Every record must be repeated exactly; omit any pictures they contain.

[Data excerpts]
┌────────
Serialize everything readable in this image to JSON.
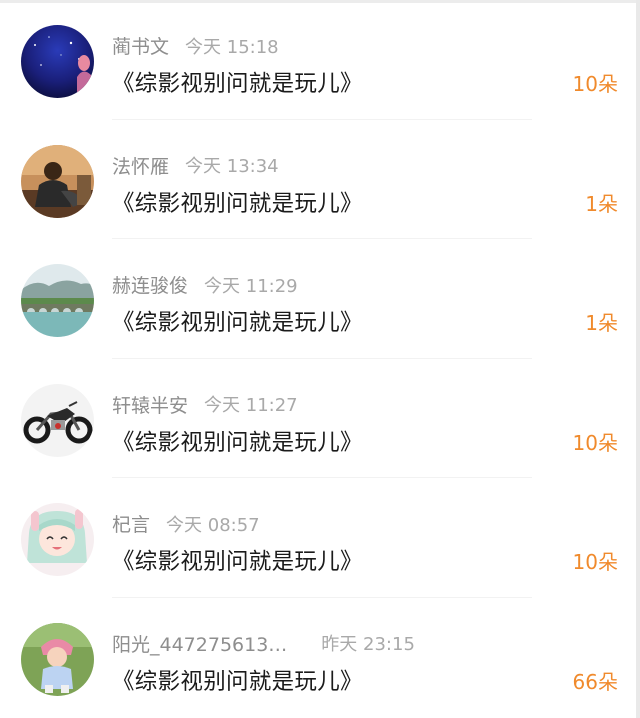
{
  "rows": [
    {
      "name": "蔺书文",
      "time": "今天 15:18",
      "title": "《综影视别问就是玩儿》",
      "amount": "10朵",
      "avatar": "night-sky-avatar-icon"
    },
    {
      "name": "法怀雁",
      "time": "今天 13:34",
      "title": "《综影视别问就是玩儿》",
      "amount": "1朵",
      "avatar": "sitting-person-avatar-icon"
    },
    {
      "name": "赫连骏俊",
      "time": "今天 11:29",
      "title": "《综影视别问就是玩儿》",
      "amount": "1朵",
      "avatar": "bridge-landscape-avatar-icon"
    },
    {
      "name": "轩辕半安",
      "time": "今天 11:27",
      "title": "《综影视别问就是玩儿》",
      "amount": "10朵",
      "avatar": "motorcycle-avatar-icon"
    },
    {
      "name": "杞言",
      "time": "今天 08:57",
      "title": "《综影视别问就是玩儿》",
      "amount": "10朵",
      "avatar": "anime-girl-avatar-icon"
    },
    {
      "name": "阳光_447275613…",
      "time": "昨天 23:15",
      "title": "《综影视别问就是玩儿》",
      "amount": "66朵",
      "avatar": "toddler-photo-avatar-icon"
    }
  ],
  "colors": {
    "accent": "#f08a2c",
    "name": "#8e8e8e",
    "time": "#a9a9a9",
    "title": "#1b1b1b"
  }
}
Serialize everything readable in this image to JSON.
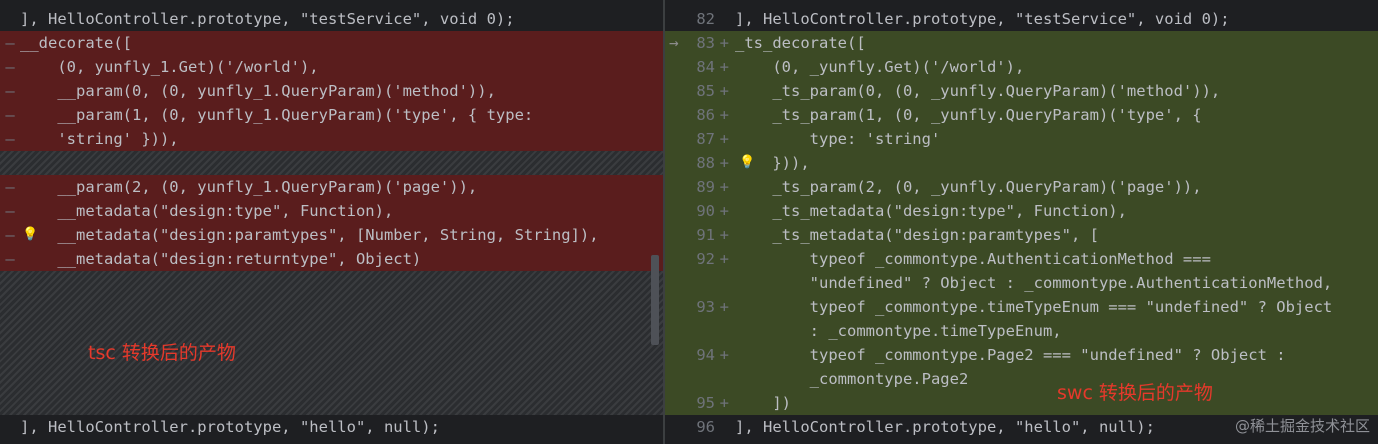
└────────
OUTPUT OF THE EXERCISE »
Serialize everything readable in this image to JSON.
{
  "rows": [
    {
      "name": "蔺书文",
      "time": "今天 15:18",
      "title": "《综影视别问就是玩儿》",
      "amount": "10朵",
      "avatar": "night-sky-avatar-icon"
    },
    {
      "name": "法怀雁",
      "time": "今天 13:34",
      "title": "《综影视别问就是玩儿》",
      "amount": "1朵",
      "avatar": "sitting-person-avatar-icon"
    },
    {
      "name": "赫连骏俊",
      "time": "今天 11:29",
      "title": "《综影视别问就是玩儿》",
      "amount": "1朵",
      "avatar": "bridge-landscape-avatar-icon"
    },
    {
      "name": "轩辕半安",
      "time": "今天 11:27",
      "title": "《综影视别问就是玩儿》",
      "amount": "10朵",
      "avatar": "motorcycle-avatar-icon"
    },
    {
      "name": "杞言",
      "time": "今天 08:57",
      "title": "《综影视别问就是玩儿》",
      "amount": "10朵",
      "avatar": "anime-girl-avatar-icon"
    },
    {
      "name": "阳光_447275613…",
      "time": "昨天 23:15",
      "title": "《综影视别问就是玩儿》",
      "amount": "66朵",
      "avatar": "toddler-photo-avatar-icon"
    }
  ],
  "colors": {
    "accent": "#f08a2c",
    "name": "#8e8e8e",
    "time": "#a9a9a9",
    "title": "#1b1b1b"
  }
}
Serialize everything readable in this image to JSON.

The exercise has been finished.